> _Description of the task_
Check every line below for the string "passed", and copy the lines that contain it.

START Data under study

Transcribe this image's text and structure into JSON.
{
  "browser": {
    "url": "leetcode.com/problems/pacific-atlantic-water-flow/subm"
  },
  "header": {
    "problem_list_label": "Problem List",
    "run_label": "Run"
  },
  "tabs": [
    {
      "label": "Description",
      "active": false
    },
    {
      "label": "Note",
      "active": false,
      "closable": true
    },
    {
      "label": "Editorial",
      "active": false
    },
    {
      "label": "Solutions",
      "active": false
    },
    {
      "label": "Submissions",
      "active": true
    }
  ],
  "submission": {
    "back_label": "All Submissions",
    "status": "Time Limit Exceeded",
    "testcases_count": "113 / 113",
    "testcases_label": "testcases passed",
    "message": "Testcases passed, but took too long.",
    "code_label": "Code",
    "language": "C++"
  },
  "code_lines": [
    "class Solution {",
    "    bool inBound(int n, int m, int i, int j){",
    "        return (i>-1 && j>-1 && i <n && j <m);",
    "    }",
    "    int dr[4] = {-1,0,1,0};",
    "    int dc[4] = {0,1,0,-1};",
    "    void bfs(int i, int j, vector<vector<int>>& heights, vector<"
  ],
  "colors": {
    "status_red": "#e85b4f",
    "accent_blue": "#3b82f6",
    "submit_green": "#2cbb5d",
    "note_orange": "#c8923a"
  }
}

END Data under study

> _Solution for this task_
    "testcases_label": "testcases passed",
    "message": "Testcases passed, but took too long.",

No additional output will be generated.